‘“You say poetry/ like dream/ is visited/ by people/ and their stories....Today we pray/ for the coming generations while I ready for bed once again/ days as backdrop/....Five hundred years spill outside my window./ Stars snared in my vigil/ I will dance all night--/ our own drum sending a prayer/ ribbons tied round my song.” Yes, poetry is community building. The poet’s voice is simple and clear and concise and vibrantly alive. Do we need anything more than that? That surely is what we need. Believe it. We must. And therefore to act upon our belief. That’s what Indigenous peoples have said time and time again. That’s Molly McGlennen’s voice. That’s the heart, soul, power, compassion, and spirit of her words. Her clear and concise poetry in Fried Fish and Flour Biscuits is food for our struggle! And food for our victory. “I assemble with the hands of a poet/ who does not know the end/ of her poem....If I use food, it’s mostly/ what I can recall: Wild rice and walleye,/ peeled oranges left for me in the morning....” Yes, let’s eat then and live ever and ever within community our poetry is building!’ —Simon J. Ortiz

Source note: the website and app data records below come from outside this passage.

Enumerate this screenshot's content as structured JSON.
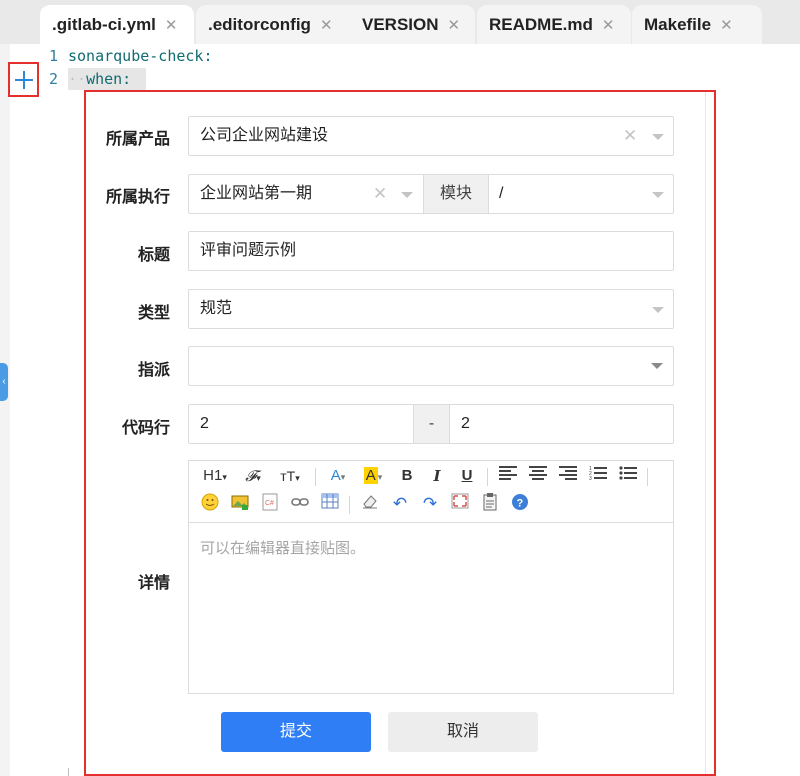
{
  "tabs": [
    {
      "label": ".gitlab-ci.yml",
      "close": "✕",
      "active": true
    },
    {
      "label": ".editorconfig",
      "close": "✕"
    },
    {
      "label": "VERSION",
      "close": "✕"
    },
    {
      "label": "README.md",
      "close": "✕"
    },
    {
      "label": "Makefile",
      "close": "✕"
    }
  ],
  "editor": {
    "lines": [
      {
        "num": "1",
        "text": "sonarqube-check:"
      },
      {
        "num": "2",
        "indent": "··",
        "text": "when:"
      }
    ]
  },
  "form": {
    "product": {
      "label": "所属产品",
      "value": "公司企业网站建设",
      "clear": "✕"
    },
    "execution": {
      "label": "所属执行",
      "value": "企业网站第一期",
      "clear": "✕",
      "module_label": "模块",
      "module_value": "/"
    },
    "title": {
      "label": "标题",
      "value": "评审问题示例"
    },
    "type": {
      "label": "类型",
      "value": "规范"
    },
    "assign": {
      "label": "指派",
      "value": ""
    },
    "codeline": {
      "label": "代码行",
      "from": "2",
      "sep": "-",
      "to": "2"
    },
    "detail": {
      "label": "详情",
      "placeholder": "可以在编辑器直接贴图。"
    },
    "toolbar": {
      "h1": "H1",
      "bold": "B",
      "italic": "I",
      "underline": "U"
    },
    "submit": "提交",
    "cancel": "取消"
  },
  "colors": {
    "accent": "#2f7ef6",
    "highlight_border": "#e3302c",
    "link_blue": "#2b88d8"
  }
}
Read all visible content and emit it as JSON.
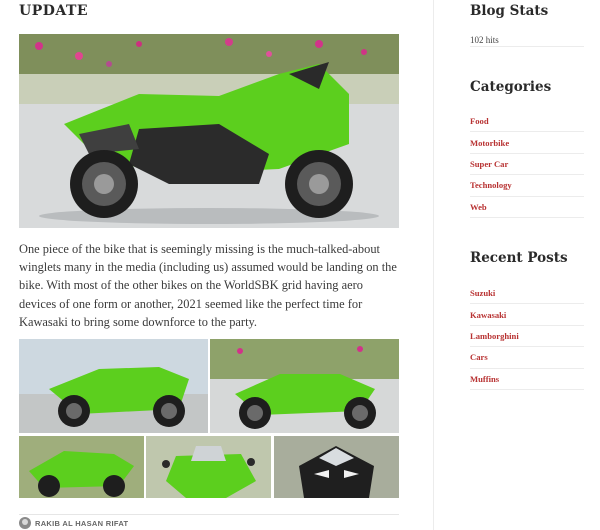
{
  "post": {
    "title": "UPDATE",
    "excerpt": "One piece of the bike that is seemingly missing is the much-talked-about winglets many in the media (including us) assumed would be landing on the bike. With most of the other bikes on the WorldSBK grid having aero devices of one form or another, 2021 seemed like the perfect time for Kawasaki to bring some downforce to the party.",
    "author": "RAKIB AL HASAN RIFAT"
  },
  "sidebar": {
    "stats": {
      "title": "Blog Stats",
      "value": "102 hits"
    },
    "categories": {
      "title": "Categories",
      "items": [
        "Food",
        "Motorbike",
        "Super Car",
        "Technology",
        "Web"
      ]
    },
    "recent": {
      "title": "Recent Posts",
      "items": [
        "Suzuki",
        "Kawasaki",
        "Lamborghini",
        "Cars",
        "Muffins"
      ]
    }
  },
  "colors": {
    "link": "#b83232",
    "bike_green": "#5ccf1e"
  }
}
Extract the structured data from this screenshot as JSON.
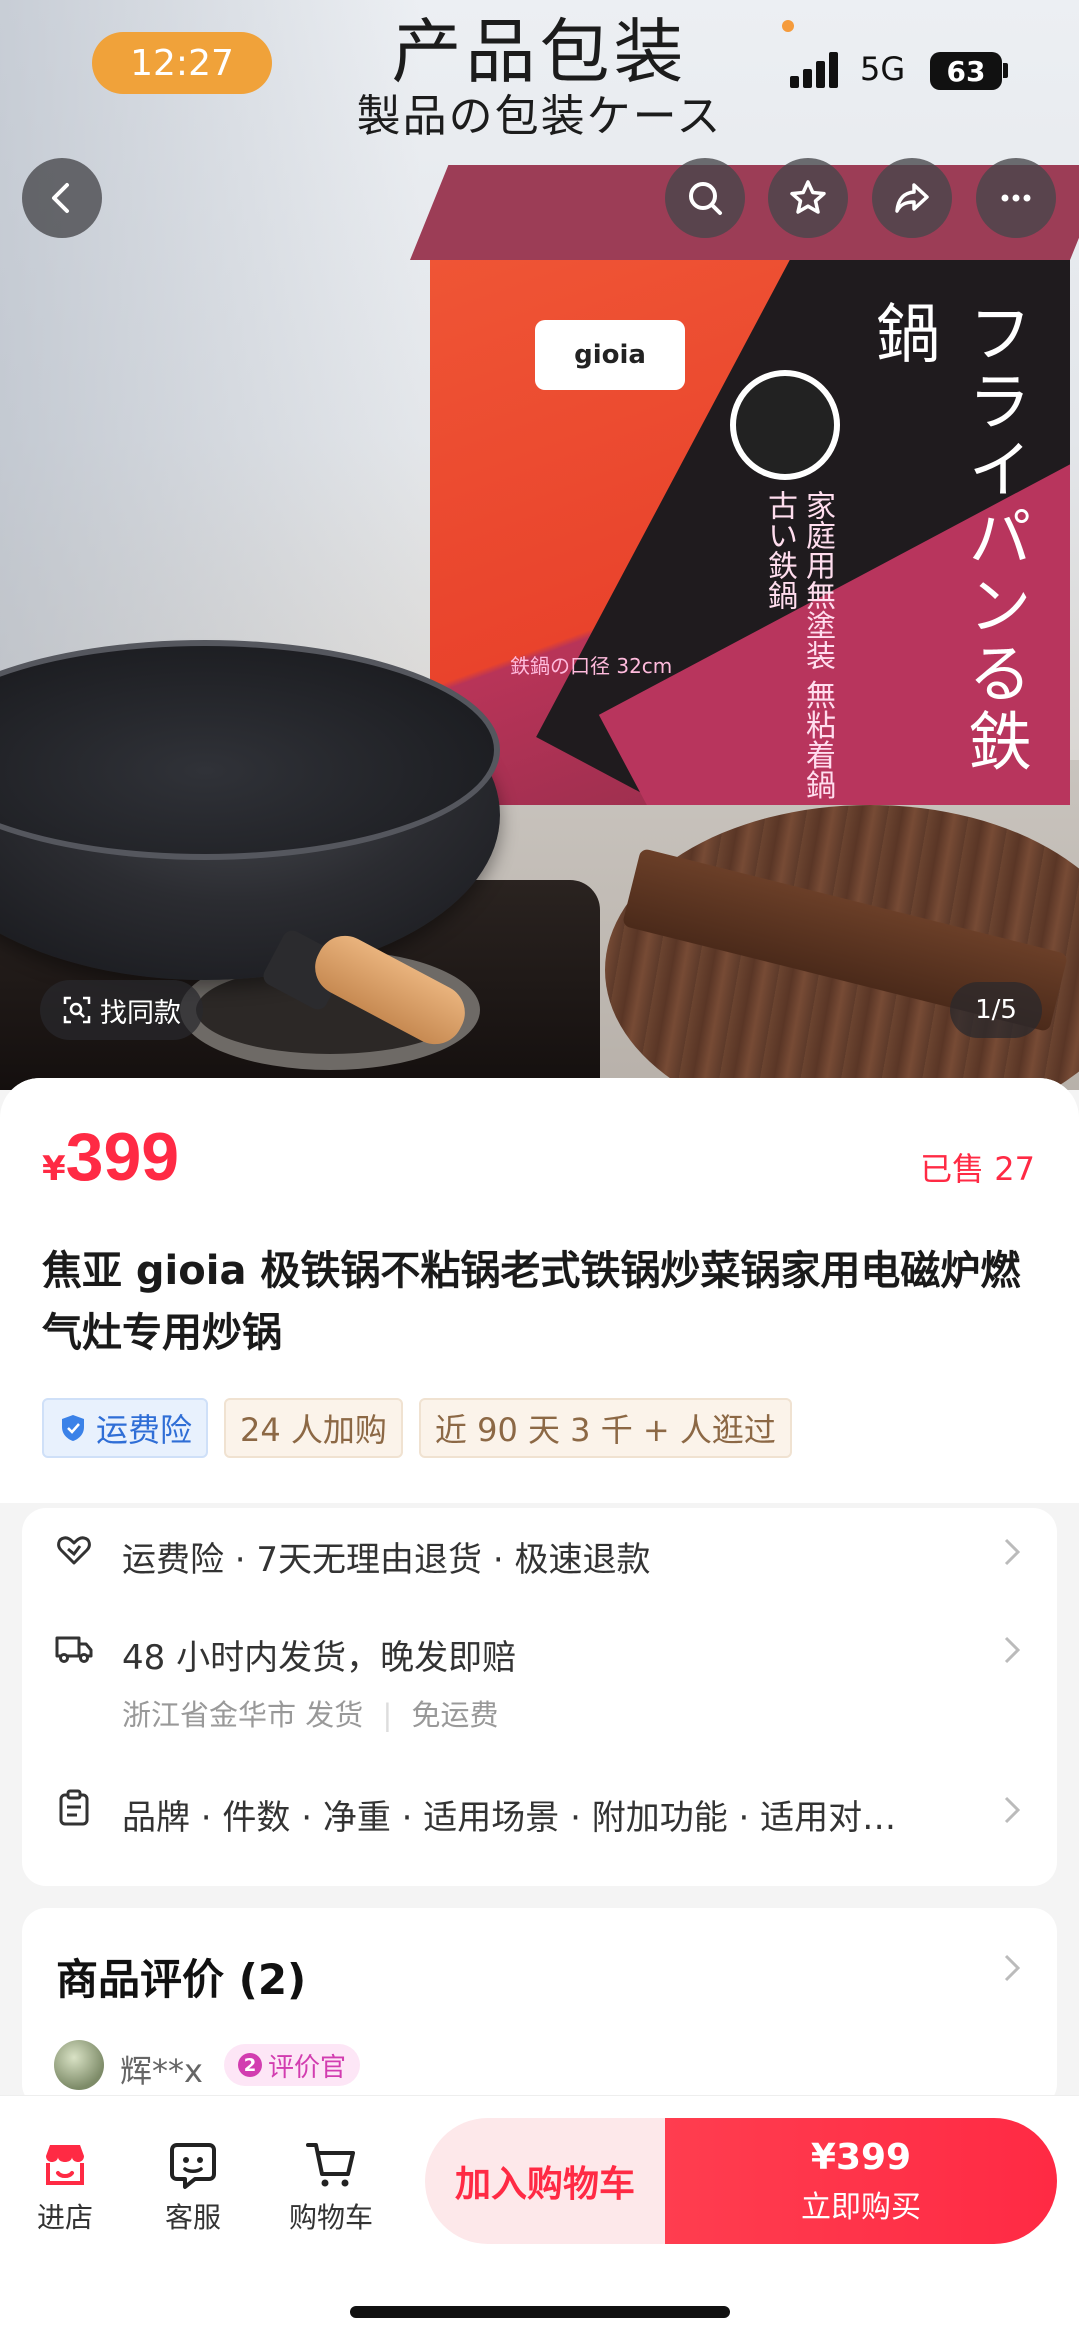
{
  "status_bar": {
    "time": "12:27",
    "network": "5G",
    "battery": "63"
  },
  "hero": {
    "caption_cn": "产品包装",
    "caption_jp": "製品の包装ケース",
    "box_brand": "gioia",
    "box_title_jp": "フライパンる鉄鍋",
    "box_sub_jp": "家庭用無塗装 無粘着鍋古い鉄鍋",
    "box_size": "鉄鍋の口径 32cm",
    "find_same_label": "找同款",
    "pager": "1/5"
  },
  "product": {
    "currency": "¥",
    "price": "399",
    "sold": "已售 27",
    "title": "焦亚 gioia 极铁锅不粘锅老式铁锅炒菜锅家用电磁炉燃气灶专用炒锅",
    "tags": [
      "运费险",
      "24 人加购",
      "近 90 天 3 千 + 人逛过"
    ]
  },
  "services": {
    "guarantee": "运费险 · 7天无理由退货 · 极速退款",
    "shipping": "48 小时内发货，晚发即赔",
    "shipping_from": "浙江省金华市 发货",
    "shipping_fee": "免运费",
    "params": "品牌 · 件数 · 净重 · 适用场景 · 附加功能 · 适用对…"
  },
  "reviews": {
    "title": "商品评价 (2)",
    "reviewer": "辉**x",
    "badge_level": "2",
    "badge_label": "评价官"
  },
  "bottom_bar": {
    "store": "进店",
    "service": "客服",
    "cart": "购物车",
    "add_to_cart": "加入购物车",
    "buy_price": "¥399",
    "buy_now": "立即购买"
  },
  "colors": {
    "accent": "#ff2a44",
    "time_pill": "#f0a23a",
    "tag_blue": "#2f6ed6",
    "badge_pink": "#d23db0"
  },
  "icons": [
    "back-icon",
    "search-icon",
    "star-icon",
    "share-icon",
    "more-icon",
    "shield-icon",
    "heart-return-icon",
    "truck-icon",
    "clipboard-icon",
    "chevron-right-icon",
    "store-icon",
    "chat-icon",
    "cart-icon",
    "lens-icon"
  ]
}
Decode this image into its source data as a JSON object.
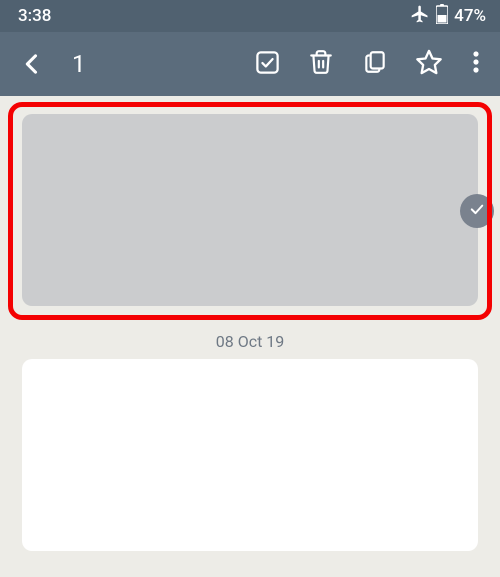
{
  "status": {
    "time": "3:38",
    "battery": "47%"
  },
  "appbar": {
    "selection_count": "1"
  },
  "notes": {
    "date_separator": "08 Oct 19"
  }
}
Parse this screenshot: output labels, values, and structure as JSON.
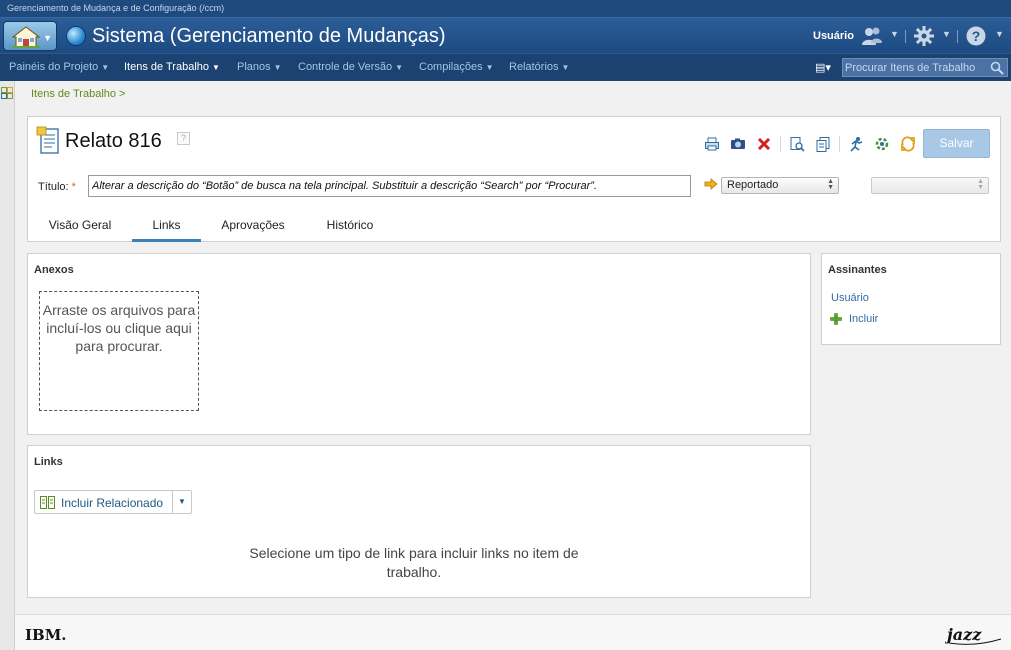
{
  "app": {
    "window_title": "Gerenciamento de Mudança e de Configuração (/ccm)",
    "system_title": "Sistema (Gerenciamento de Mudanças)",
    "user_label": "Usuário"
  },
  "nav": {
    "items": [
      {
        "label": "Painéis do Projeto"
      },
      {
        "label": "Itens de Trabalho"
      },
      {
        "label": "Planos"
      },
      {
        "label": "Controle de Versão"
      },
      {
        "label": "Compilações"
      },
      {
        "label": "Relatórios"
      }
    ],
    "search_placeholder": "Procurar Itens de Trabalho"
  },
  "breadcrumb": "Itens de Trabalho >",
  "work_item": {
    "title": "Relato 816",
    "help": "?",
    "save_label": "Salvar",
    "title_label": "Título:",
    "required_mark": "*",
    "title_value": "Alterar a descrição do “Botão” de busca na tela principal. Substituir a descrição “Search” por “Procurar”.",
    "status": "Reportado"
  },
  "tabs": [
    {
      "label": "Visão Geral"
    },
    {
      "label": "Links"
    },
    {
      "label": "Aprovações"
    },
    {
      "label": "Histórico"
    }
  ],
  "attachments": {
    "title": "Anexos",
    "drop_text": "Arraste os arquivos para incluí-los ou clique aqui para procurar."
  },
  "subscribers": {
    "title": "Assinantes",
    "user": "Usuário",
    "add": "Incluir"
  },
  "links": {
    "title": "Links",
    "add_related": "Incluir Relacionado",
    "empty_text": "Selecione um tipo de link para incluir links no item de trabalho."
  },
  "footer": {
    "ibm": "IBM.",
    "jazz": "jazz"
  },
  "colors": {
    "banner": "#1d4a82",
    "navbar": "#1b4270",
    "accent": "#3b82b8",
    "save_disabled": "#a8c8e6",
    "breadcrumb": "#5a8f1a"
  }
}
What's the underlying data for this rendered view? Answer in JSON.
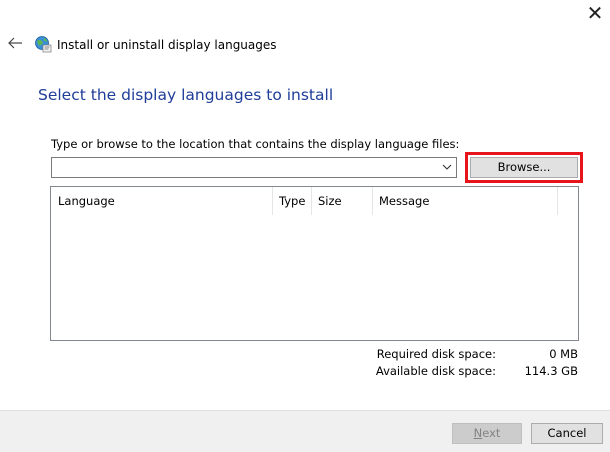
{
  "window": {
    "close_glyph": "✕",
    "title": "Install or uninstall display languages"
  },
  "icons": {
    "back": "back-arrow-icon",
    "wizard": "globe-language-icon",
    "close": "close-icon",
    "dropdown": "chevron-down-icon"
  },
  "main": {
    "heading": "Select the display languages to install",
    "instruction": "Type or browse to the location that contains the display language files:",
    "path_input": {
      "value": "",
      "placeholder": ""
    },
    "browse_label": "Browse...",
    "list": {
      "columns": [
        "Language",
        "Type",
        "Size",
        "Message"
      ],
      "rows": []
    },
    "disk": {
      "required_label": "Required disk space:",
      "required_value": "0 MB",
      "available_label": "Available disk space:",
      "available_value": "114.3 GB"
    }
  },
  "footer": {
    "next_label": "Next",
    "cancel_label": "Cancel"
  },
  "colors": {
    "heading": "#1f3d99",
    "highlight": "#e8141c",
    "footer_bg": "#f0f0f0"
  }
}
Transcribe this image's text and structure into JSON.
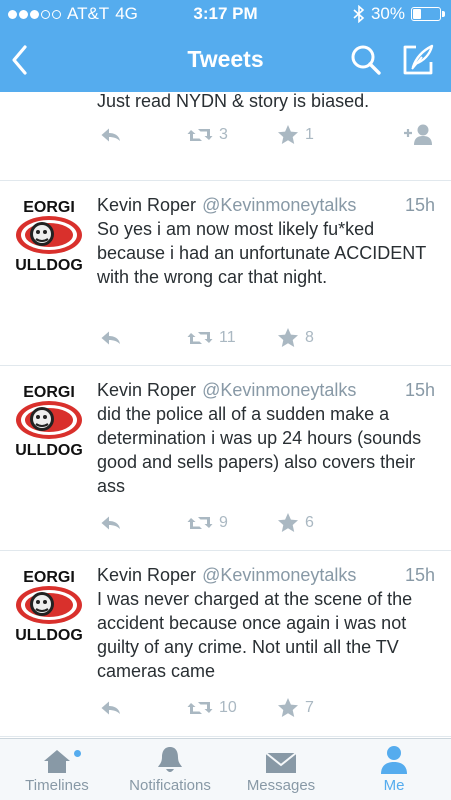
{
  "status_bar": {
    "carrier": "AT&T",
    "network": "4G",
    "time": "3:17 PM",
    "battery": "30%",
    "battery_level": 0.3,
    "signal_bars_filled": 3,
    "signal_bars_total": 5
  },
  "nav": {
    "title": "Tweets",
    "back_icon": "chevron-left-icon",
    "search_icon": "search-icon",
    "compose_icon": "compose-icon"
  },
  "colors": {
    "brand": "#55acee",
    "muted": "#8899a6",
    "icon_gray": "#aab8c2"
  },
  "tweets": [
    {
      "text": "Just read NYDN & story is biased.",
      "retweets": "3",
      "favorites": "1",
      "partial": true
    },
    {
      "name": "Kevin Roper",
      "handle": "@Kevinmoneytalks",
      "time": "15h",
      "text": "So yes i am now most likely fu*ked because i had an unfortunate ACCIDENT with the wrong car that night.",
      "retweets": "11",
      "favorites": "8",
      "avatar_text_top": "EORGI",
      "avatar_text_bottom": "ULLDOG"
    },
    {
      "name": "Kevin Roper",
      "handle": "@Kevinmoneytalks",
      "time": "15h",
      "text": "did the police all of a sudden make a determination i was up 24 hours (sounds good and sells papers) also covers their ass",
      "retweets": "9",
      "favorites": "6",
      "avatar_text_top": "EORGI",
      "avatar_text_bottom": "ULLDOG"
    },
    {
      "name": "Kevin Roper",
      "handle": "@Kevinmoneytalks",
      "time": "15h",
      "text": "I was never charged at the scene of the accident because once again i was not guilty of any crime. Not until all the TV cameras came",
      "retweets": "10",
      "favorites": "7",
      "avatar_text_top": "EORGI",
      "avatar_text_bottom": "ULLDOG"
    }
  ],
  "tabs": [
    {
      "label": "Timelines",
      "icon": "home-icon",
      "active": false
    },
    {
      "label": "Notifications",
      "icon": "bell-icon",
      "active": false
    },
    {
      "label": "Messages",
      "icon": "envelope-icon",
      "active": false
    },
    {
      "label": "Me",
      "icon": "person-icon",
      "active": true
    }
  ]
}
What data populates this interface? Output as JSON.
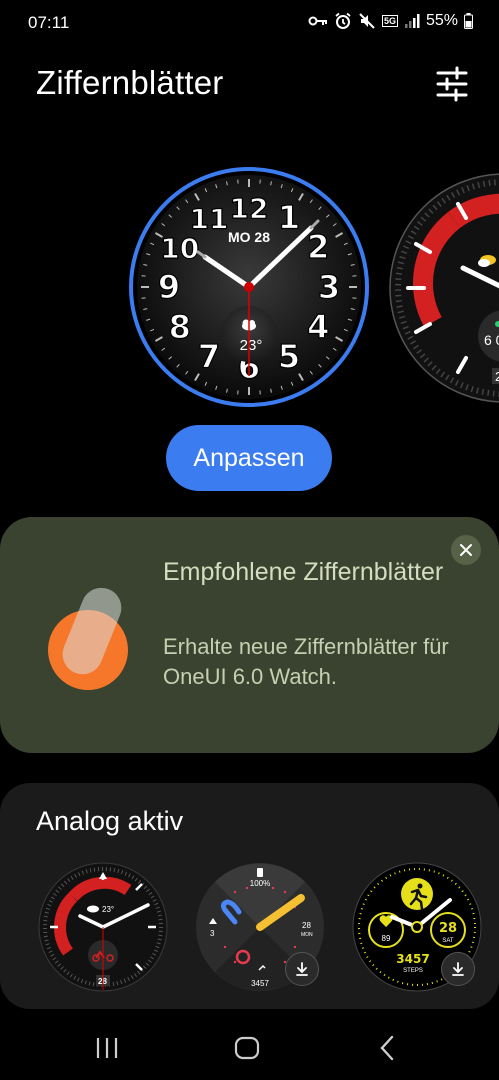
{
  "status_bar": {
    "time": "07:11",
    "network": "5G",
    "battery": "55%",
    "icons": [
      "key-icon",
      "alarm-icon",
      "mute-icon",
      "5g-icon",
      "signal-icon",
      "battery-icon"
    ]
  },
  "header": {
    "title": "Ziffernblätter",
    "settings_icon": "sliders-icon"
  },
  "carousel": {
    "main_face": {
      "date": "MO 28",
      "temperature": "23°",
      "numerals": [
        "12",
        "1",
        "2",
        "3",
        "4",
        "5",
        "6",
        "7",
        "8",
        "9",
        "10",
        "11"
      ],
      "selected": true,
      "ring_color": "#3b7cf0"
    },
    "peek_face": {
      "partial_value": "6 0",
      "partial_digit": "2"
    }
  },
  "customize_button": {
    "label": "Anpassen",
    "color": "#3b7cf0"
  },
  "promo": {
    "title": "Empfohlene Ziffernblätter",
    "description": "Erhalte neue Ziffernblätter für OneUI 6.0 Watch.",
    "close_icon": "close-icon",
    "background": "#39432f",
    "accent": "#f7772a"
  },
  "section": {
    "title": "Analog aktiv",
    "thumbnails": [
      {
        "name": "analog-red",
        "temp": "23°",
        "date": "28",
        "download": false
      },
      {
        "name": "analog-dial",
        "battery": "100%",
        "left_value": "3",
        "date": "28",
        "day": "MON",
        "steps": "3457",
        "download": true
      },
      {
        "name": "analog-yellow",
        "heart": "89",
        "date": "28",
        "day": "SAT",
        "steps": "3457",
        "steps_label": "STEPS",
        "download": true
      }
    ]
  },
  "navbar": {
    "recent_icon": "recent-apps-icon",
    "home_icon": "home-icon",
    "back_icon": "back-icon"
  }
}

‘Each poem in this collection offers its own gift: a re-imagining of forgotten figures of Native history, a lush and gentle reverie on the legacy we leave our children, the reclamation of lives daily “parceled” by institutional education. Taken together, McGlennen’s poems—“picture words imagined in blood,” “memories that flesh her fully”—build like those who populate them a vital continuance for a colonized culture. In finely pitched tones, this poet combines songs, family stories, recipes, and regrets—the vegetables, seasonings, and stones of a lyrical rock soup. The images accumulate—“each drawing an act of survival;” the simple wisdoms sustain us—“these directions are small rushes of air.” In “Album,” McGlennen writes, “Tear open these words. This poem is gratitude.” By the end of the collection, the reader wants to inscribe her own gratitude—to the poet.’ —Kimberly Blaeser
‘In poems that glide like water and sing with silt, submerged in a history insistent upon rejuvenation, Fried Fish and Flour Biscuits introduces the reader to an intimate side of Native life in a 21st century America. Nimble in her ability to weave childhood memories with ancestral antecedents, Molly McGlennen is a rare and welcome voice on the poetry landscape.’ —Matthew Shenoda